An aftercare service is defined in the Care Act and can be provided for a broad range of needs, as long as the need is arising from the mental disorder, and the service helps reduce the likelihood of deterioration of that disorder.  It does not just include immediate health and social care, but can also include, for example, employment support, a service to meet cultural or spiritual needs, or as service to assist ‘P’ in learning, regaining or enhancing skills to assist with living in the community (and remaining out of hospital).

Special provisions in respect of accommodation

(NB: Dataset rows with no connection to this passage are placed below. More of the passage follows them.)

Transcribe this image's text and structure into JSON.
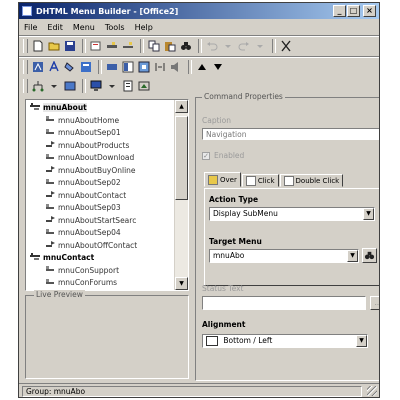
{
  "window": {
    "title": "DHTML Menu Builder - [Office2]",
    "minimize_glyph": "_",
    "maximize_glyph": "□",
    "close_glyph": "×"
  },
  "menubar": {
    "items": [
      "File",
      "Edit",
      "Menu",
      "Tools",
      "Help"
    ]
  },
  "tree": {
    "items": [
      {
        "label": "mnuAbout",
        "type": "group"
      },
      {
        "label": "mnuAboutHome",
        "type": "command"
      },
      {
        "label": "mnuAboutSep01",
        "type": "command"
      },
      {
        "label": "mnuAboutProducts",
        "type": "submenu"
      },
      {
        "label": "mnuAboutDownload",
        "type": "command"
      },
      {
        "label": "mnuAboutBuyOnline",
        "type": "submenu"
      },
      {
        "label": "mnuAboutSep02",
        "type": "command"
      },
      {
        "label": "mnuAboutContact",
        "type": "submenu"
      },
      {
        "label": "mnuAboutSep03",
        "type": "command"
      },
      {
        "label": "mnuAboutStartSearc",
        "type": "submenu"
      },
      {
        "label": "mnuAboutSep04",
        "type": "command"
      },
      {
        "label": "mnuAboutOffContact",
        "type": "submenu"
      },
      {
        "label": "mnuContact",
        "type": "group"
      },
      {
        "label": "mnuConSupport",
        "type": "command"
      },
      {
        "label": "mnuConForums",
        "type": "command"
      }
    ]
  },
  "preview": {
    "title": "Live Preview"
  },
  "properties": {
    "title": "Command Properties",
    "caption_label": "Caption",
    "caption_value": "Navigation",
    "enabled_label": "Enabled",
    "enabled_mark": "✓",
    "tabs": [
      {
        "label": "Over"
      },
      {
        "label": "Click"
      },
      {
        "label": "Double Click"
      }
    ],
    "action_type_label": "Action Type",
    "action_type_value": "Display SubMenu",
    "target_menu_label": "Target Menu",
    "target_menu_value": "mnuAbo",
    "status_text_label": "Status Text",
    "status_text_value": "",
    "status_btn_glyph": "...",
    "alignment_label": "Alignment",
    "alignment_value": "Bottom / Left"
  },
  "statusbar": {
    "text": "Group: mnuAbo"
  },
  "colors": {
    "title_start": "#0a246a",
    "title_end": "#a6caf0",
    "face": "#d4d0c8"
  }
}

In respect of accommodation, because all of us have a need for accommodation this is not automatically covered by s.117. However, if a person requires a specialist accommodate arising out of their mental disorder, for example supported or residential accommodation, then that would be a after need that came under s.117.

How does it begin?

The duty to provide s117 aftercare services is triggered by P’s discharge from hospital, however, as soon as P is detained under MHA, planning for discharge should begin.  Steps should be taken to identify the appropriate aftercares services necessary to meet P’s needs before they are discharged.

If the Responsible Clinician (RC) is considering discharge, they should consider whether P’s aftercare needs have been identified and addressed.  This would also apply in cases where the RC is granting ‘P’ extended S17 leave.

If P is having either a Hospital Managers Hearing or a Mental Health Tribunal then the CCG and LA must be notified as they will be expected to provide information as to what aftercare arrangements could be made available.  There ought to be a care plan ‘at least in embryo’ for them to consider.  The Tribunal has issued Practice Directions as to exactly what information they require (Practice Direction, First-Tier Tribunal Health, Education and Social Care Chamber, Statements and Reports in Mental Health Cases).

How long does S.117 aftercare last?

Aftercare lasts as long as there is a need to be met, and must remain in place until such a time that both the CCG and LA are satisfied that P no longer has needs that require aftercare services

P’s needs can be reviewed periodically by the CCG and LA, and aftercare can be altered as needs change.

s. 117 cannot be withdrawn without reassessing P’s needs.  P must be fully involved in any decision-making process with regards to the ending of aftercare, including, if appropriate consultation with ‘P’s’ carer/s and advocate.

Aftercare cannot be withdrawn simply because someone has been discharged from specialist MH services, or an arbitrary period has passed, or they have been returned to hospital and/or further detained under MHA and/or MCA.

If aftercare is withdrawn they can be reinstated in the event it becomes obvious that withdrawing the services was premature or unlawful.

P is entitled to refuse aftercare services and cannot be forced to accept them.  It is important to note that just because P may refuse services, this does not automatically mean that there is not a need, and therefore does not automatically mean that aftercare services can be withdrawn.

It may well be that whilst receiving s117 aftercare for a mental disorder they require services for a separate physical or mental disorder, care for these would need to be addressed by a separate care plan under the CA.

Useful links

S117 MHA – http://www.legislation.gov.uk/ukpga/1983/20/section/117

MHA Code of Practice –http://www.legislation.gov.uk/ukpga/2005/9/pdfs/ukpgacop_20050009_en.pdf

MHA Reference Guide – https://www.gov.uk/government/uploads/system/uploads/attachment_data/file/417412/Reference_Guide.pdf

CA – http://www.legislation.gov.uk/ukpga/2014/23/contents

CA Statutory Guidance – https://www.gov.uk/government/uploads/system/uploads/attachment_data/file/506202/23902777_Care_Act_Book.pdf

Practice Direction, First-Tier Tribunal Health, Education and Social Care Chamber, Statements and Reports in Mental Health Cases –

https://www.judiciary.gov.uk/wp-content/uploads/JCO/Documents/Practice+Directions/Tribunals/statements-in-mental-health-cases-hesc-28102013.pdf